One of the most conspicuous features of elephants is their trunk. It plays an important role in food uptake, drinking and social behavior. The trunk is also employed in tool use and elephants can apparently even be differentiated into those that prefer left-“trunking” or right-“trunking”.
This research project focuses on the tactile behavior of African elephants and particularly on the many types of behavior involving touching with the trunk. In order to close the gaps in our knowledge of how the trunk is used, the elephants at Schönbrunn Zoo are being examined in detail.
Currently no comprehensive data are available on how exactly and how often African elephants use their trunks in comparison to other body parts. A better understanding of this aspect would help to tailor future experiments testing the cognitive abilities of elephants to their specific capabilities.
The tactile behavior of African elephants at Schönbrunn Zoo is being documented based on an observation protocol, supported by photo- and video material. For this purpose, each elephant cow will be observed separately over the course of several hours.
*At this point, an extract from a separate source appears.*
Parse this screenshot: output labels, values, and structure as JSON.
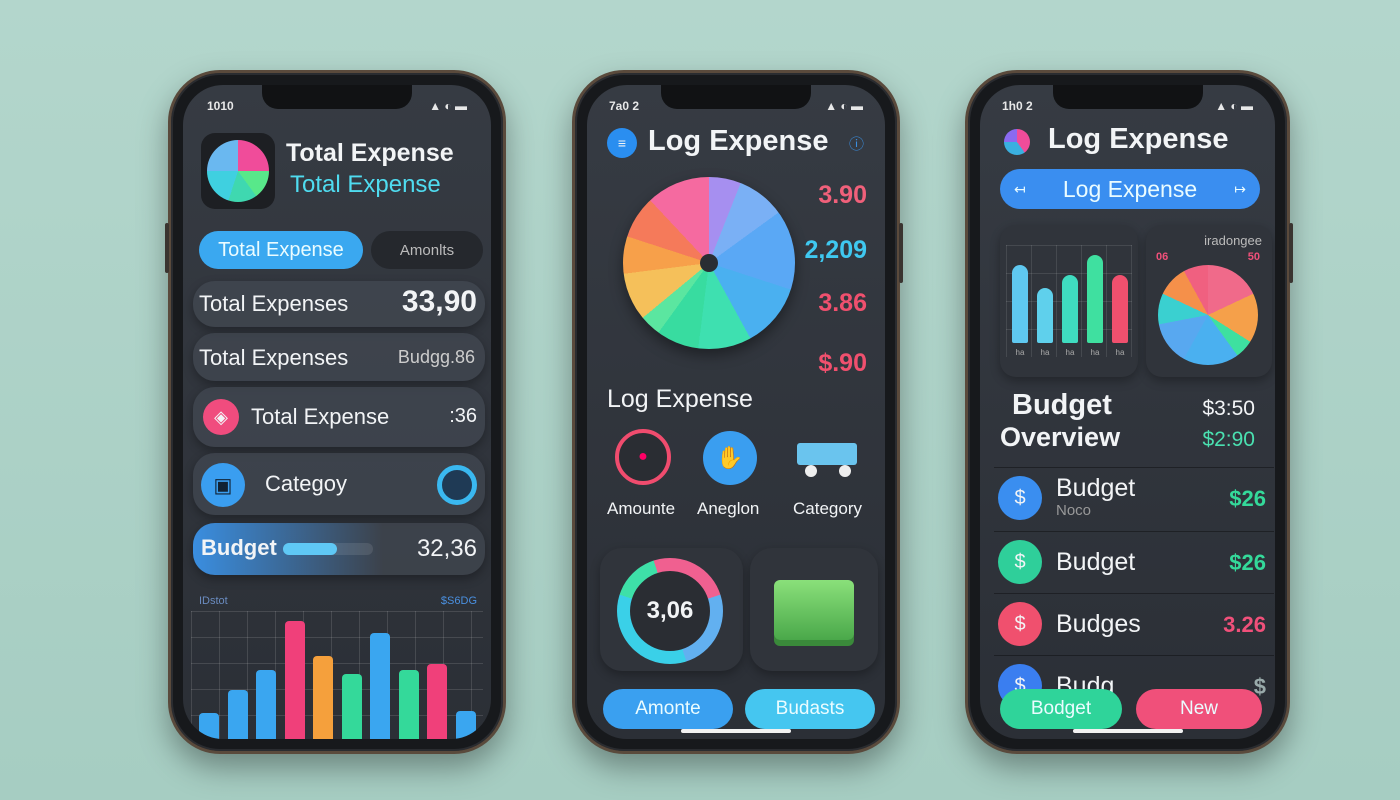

This will be supplemented by feeding experiments along with detailed photographs and video recordings to document how elephants employ their trunks.